Would you set down every line of the data below exactly as it reads?

## RECORDS TO PROCESS
Content starts

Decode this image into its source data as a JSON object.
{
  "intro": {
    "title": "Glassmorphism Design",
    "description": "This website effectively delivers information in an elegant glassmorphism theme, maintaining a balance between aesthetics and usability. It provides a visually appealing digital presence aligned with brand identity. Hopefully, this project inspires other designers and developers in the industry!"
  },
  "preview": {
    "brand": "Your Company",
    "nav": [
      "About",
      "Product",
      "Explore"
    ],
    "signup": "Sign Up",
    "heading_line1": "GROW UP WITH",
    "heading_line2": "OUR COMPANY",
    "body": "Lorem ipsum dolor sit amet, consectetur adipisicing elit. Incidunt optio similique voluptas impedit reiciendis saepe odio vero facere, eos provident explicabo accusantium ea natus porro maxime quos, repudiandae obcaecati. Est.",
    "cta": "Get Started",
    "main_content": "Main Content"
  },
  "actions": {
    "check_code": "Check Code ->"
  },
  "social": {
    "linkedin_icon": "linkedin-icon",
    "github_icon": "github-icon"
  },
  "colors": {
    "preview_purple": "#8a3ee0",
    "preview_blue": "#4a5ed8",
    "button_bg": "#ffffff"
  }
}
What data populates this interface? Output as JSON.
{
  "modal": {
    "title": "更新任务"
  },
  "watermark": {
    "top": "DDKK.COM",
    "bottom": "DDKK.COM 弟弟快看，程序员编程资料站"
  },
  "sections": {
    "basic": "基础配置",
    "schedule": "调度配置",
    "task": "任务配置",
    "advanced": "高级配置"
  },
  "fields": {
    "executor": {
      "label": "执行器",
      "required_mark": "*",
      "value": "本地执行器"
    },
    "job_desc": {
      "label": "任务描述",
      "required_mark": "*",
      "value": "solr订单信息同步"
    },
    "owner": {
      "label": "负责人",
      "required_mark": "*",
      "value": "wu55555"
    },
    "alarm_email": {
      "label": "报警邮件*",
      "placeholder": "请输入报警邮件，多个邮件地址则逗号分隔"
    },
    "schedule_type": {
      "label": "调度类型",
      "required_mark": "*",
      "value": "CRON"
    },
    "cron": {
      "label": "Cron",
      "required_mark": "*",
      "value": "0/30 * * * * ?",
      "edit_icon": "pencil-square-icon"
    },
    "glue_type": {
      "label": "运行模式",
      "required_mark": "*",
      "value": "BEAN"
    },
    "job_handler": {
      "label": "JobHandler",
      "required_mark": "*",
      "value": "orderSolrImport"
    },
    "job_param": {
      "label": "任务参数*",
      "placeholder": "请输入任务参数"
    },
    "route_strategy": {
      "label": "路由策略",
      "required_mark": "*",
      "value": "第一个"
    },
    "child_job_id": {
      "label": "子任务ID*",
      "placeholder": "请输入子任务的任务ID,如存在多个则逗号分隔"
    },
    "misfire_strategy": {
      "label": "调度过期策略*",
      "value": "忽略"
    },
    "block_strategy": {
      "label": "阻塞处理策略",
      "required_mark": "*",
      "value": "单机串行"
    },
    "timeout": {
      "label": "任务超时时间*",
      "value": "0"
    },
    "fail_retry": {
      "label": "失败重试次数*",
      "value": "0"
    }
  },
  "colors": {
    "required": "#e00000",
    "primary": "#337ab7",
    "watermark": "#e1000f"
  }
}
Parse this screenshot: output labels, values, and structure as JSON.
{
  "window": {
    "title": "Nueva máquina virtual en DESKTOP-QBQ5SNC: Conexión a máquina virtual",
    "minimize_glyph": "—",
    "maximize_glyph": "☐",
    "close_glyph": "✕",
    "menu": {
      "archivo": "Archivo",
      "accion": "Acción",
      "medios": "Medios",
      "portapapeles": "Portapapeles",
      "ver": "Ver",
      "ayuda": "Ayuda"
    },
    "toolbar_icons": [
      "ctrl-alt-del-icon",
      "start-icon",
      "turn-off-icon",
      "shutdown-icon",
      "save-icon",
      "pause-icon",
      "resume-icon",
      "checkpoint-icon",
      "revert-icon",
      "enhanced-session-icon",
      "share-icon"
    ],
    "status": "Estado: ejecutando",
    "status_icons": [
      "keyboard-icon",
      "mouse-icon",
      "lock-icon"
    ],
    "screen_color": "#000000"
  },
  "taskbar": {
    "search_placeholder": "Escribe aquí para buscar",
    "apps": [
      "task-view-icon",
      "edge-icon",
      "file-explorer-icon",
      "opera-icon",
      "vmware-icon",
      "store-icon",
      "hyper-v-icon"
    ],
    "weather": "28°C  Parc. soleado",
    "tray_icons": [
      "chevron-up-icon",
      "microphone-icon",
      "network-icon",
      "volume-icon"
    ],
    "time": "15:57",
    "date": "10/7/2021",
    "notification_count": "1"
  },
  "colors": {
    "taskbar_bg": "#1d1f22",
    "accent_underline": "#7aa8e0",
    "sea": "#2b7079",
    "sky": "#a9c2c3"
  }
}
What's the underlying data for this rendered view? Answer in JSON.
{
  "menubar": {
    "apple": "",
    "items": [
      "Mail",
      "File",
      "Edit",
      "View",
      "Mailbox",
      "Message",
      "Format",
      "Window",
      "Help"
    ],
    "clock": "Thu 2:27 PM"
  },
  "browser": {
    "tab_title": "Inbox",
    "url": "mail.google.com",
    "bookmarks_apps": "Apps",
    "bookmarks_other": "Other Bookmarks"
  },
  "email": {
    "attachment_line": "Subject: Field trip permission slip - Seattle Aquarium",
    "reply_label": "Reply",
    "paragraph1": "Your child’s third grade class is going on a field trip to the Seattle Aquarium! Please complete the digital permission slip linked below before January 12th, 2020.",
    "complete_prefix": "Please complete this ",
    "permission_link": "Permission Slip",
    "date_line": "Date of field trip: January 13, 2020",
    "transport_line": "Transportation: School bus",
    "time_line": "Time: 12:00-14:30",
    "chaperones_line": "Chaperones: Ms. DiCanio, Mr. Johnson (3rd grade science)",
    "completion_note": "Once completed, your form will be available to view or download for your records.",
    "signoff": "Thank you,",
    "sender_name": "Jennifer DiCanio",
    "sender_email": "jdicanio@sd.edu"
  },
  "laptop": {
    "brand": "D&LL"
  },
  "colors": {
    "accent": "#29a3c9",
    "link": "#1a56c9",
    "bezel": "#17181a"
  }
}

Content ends

## WRITTEN ANSWER
Decode this image into its source data as a JSON object.
{
  "intro": {
    "title": "Glassmorphism Design",
    "description": "This website effectively delivers information in an elegant glassmorphism theme, maintaining a balance between aesthetics and usability. It provides a visually appealing digital presence aligned with brand identity. Hopefully, this project inspires other designers and developers in the industry!"
  },
  "preview": {
    "brand": "Your Company",
    "nav": [
      "About",
      "Product",
      "Explore"
    ],
    "signup": "Sign Up",
    "heading_line1": "GROW UP WITH",
    "heading_line2": "OUR COMPANY",
    "body": "Lorem ipsum dolor sit amet, consectetur adipisicing elit. Incidunt optio similique voluptas impedit reiciendis saepe odio vero facere, eos provident explicabo accusantium ea natus porro maxime quos, repudiandae obcaecati. Est.",
    "cta": "Get Started",
    "main_content": "Main Content"
  },
  "actions": {
    "check_code": "Check Code ->"
  },
  "social": {
    "linkedin_icon": "linkedin-icon",
    "github_icon": "github-icon"
  },
  "colors": {
    "preview_purple": "#8a3ee0",
    "preview_blue": "#4a5ed8",
    "button_bg": "#ffffff"
  }
}
What data populates this interface? Output as JSON.
{
  "modal": {
    "title": "更新任务"
  },
  "watermark": {
    "top": "DDKK.COM",
    "bottom": "DDKK.COM 弟弟快看，程序员编程资料站"
  },
  "sections": {
    "basic": "基础配置",
    "schedule": "调度配置",
    "task": "任务配置",
    "advanced": "高级配置"
  },
  "fields": {
    "executor": {
      "label": "执行器",
      "required_mark": "*",
      "value": "本地执行器"
    },
    "job_desc": {
      "label": "任务描述",
      "required_mark": "*",
      "value": "solr订单信息同步"
    },
    "owner": {
      "label": "负责人",
      "required_mark": "*",
      "value": "wu55555"
    },
    "alarm_email": {
      "label": "报警邮件*",
      "placeholder": "请输入报警邮件，多个邮件地址则逗号分隔"
    },
    "schedule_type": {
      "label": "调度类型",
      "required_mark": "*",
      "value": "CRON"
    },
    "cron": {
      "label": "Cron",
      "required_mark": "*",
      "value": "0/30 * * * * ?",
      "edit_icon": "pencil-square-icon"
    },
    "glue_type": {
      "label": "运行模式",
      "required_mark": "*",
      "value": "BEAN"
    },
    "job_handler": {
      "label": "JobHandler",
      "required_mark": "*",
      "value": "orderSolrImport"
    },
    "job_param": {
      "label": "任务参数*",
      "placeholder": "请输入任务参数"
    },
    "route_strategy": {
      "label": "路由策略",
      "required_mark": "*",
      "value": "第一个"
    },
    "child_job_id": {
      "label": "子任务ID*",
      "placeholder": "请输入子任务的任务ID,如存在多个则逗号分隔"
    },
    "misfire_strategy": {
      "label": "调度过期策略*",
      "value": "忽略"
    },
    "block_strategy": {
      "label": "阻塞处理策略",
      "required_mark": "*",
      "value": "单机串行"
    },
    "timeout": {
      "label": "任务超时时间*",
      "value": "0"
    },
    "fail_retry": {
      "label": "失败重试次数*",
      "value": "0"
    }
  },
  "colors": {
    "required": "#e00000",
    "primary": "#337ab7",
    "watermark": "#e1000f"
  }
}
Parse this screenshot: output labels, values, and structure as JSON.
{
  "window": {
    "title": "Nueva máquina virtual en DESKTOP-QBQ5SNC: Conexión a máquina virtual",
    "minimize_glyph": "—",
    "maximize_glyph": "☐",
    "close_glyph": "✕",
    "menu": {
      "archivo": "Archivo",
      "accion": "Acción",
      "medios": "Medios",
      "portapapeles": "Portapapeles",
      "ver": "Ver",
      "ayuda": "Ayuda"
    },
    "toolbar_icons": [
      "ctrl-alt-del-icon",
      "start-icon",
      "turn-off-icon",
      "shutdown-icon",
      "save-icon",
      "pause-icon",
      "resume-icon",
      "checkpoint-icon",
      "revert-icon",
      "enhanced-session-icon",
      "share-icon"
    ],
    "status": "Estado: ejecutando",
    "status_icons": [
      "keyboard-icon",
      "mouse-icon",
      "lock-icon"
    ],
    "screen_color": "#000000"
  },
  "taskbar": {
    "search_placeholder": "Escribe aquí para buscar",
    "apps": [
      "task-view-icon",
      "edge-icon",
      "file-explorer-icon",
      "opera-icon",
      "vmware-icon",
      "store-icon",
      "hyper-v-icon"
    ],
    "weather": "28°C  Parc. soleado",
    "tray_icons": [
      "chevron-up-icon",
      "microphone-icon",
      "network-icon",
      "volume-icon"
    ],
    "time": "15:57",
    "date": "10/7/2021",
    "notification_count": "1"
  },
  "colors": {
    "taskbar_bg": "#1d1f22",
    "accent_underline": "#7aa8e0",
    "sea": "#2b7079",
    "sky": "#a9c2c3"
  }
}
What's the underlying data for this rendered view? Answer in JSON.
{
  "menubar": {
    "apple": "",
    "items": [
      "Mail",
      "File",
      "Edit",
      "View",
      "Mailbox",
      "Message",
      "Format",
      "Window",
      "Help"
    ],
    "clock": "Thu 2:27 PM"
  },
  "browser": {
    "tab_title": "Inbox",
    "url": "mail.google.com",
    "bookmarks_apps": "Apps",
    "bookmarks_other": "Other Bookmarks"
  },
  "email": {
    "attachment_line": "Subject: Field trip permission slip - Seattle Aquarium",
    "reply_label": "Reply",
    "paragraph1": "Your child’s third grade class is going on a field trip to the Seattle Aquarium! Please complete the digital permission slip linked below before January 12th, 2020.",
    "complete_prefix": "Please complete this ",
    "permission_link": "Permission Slip",
    "date_line": "Date of field trip: January 13, 2020",
    "transport_line": "Transportation: School bus",
    "time_line": "Time: 12:00-14:30",
    "chaperones_line": "Chaperones: Ms. DiCanio, Mr. Johnson (3rd grade science)",
    "completion_note": "Once completed, your form will be available to view or download for your records.",
    "signoff": "Thank you,",
    "sender_name": "Jennifer DiCanio",
    "sender_email": "jdicanio@sd.edu"
  },
  "laptop": {
    "brand": "D&LL"
  },
  "colors": {
    "accent": "#29a3c9",
    "link": "#1a56c9",
    "bezel": "#17181a"
  }
}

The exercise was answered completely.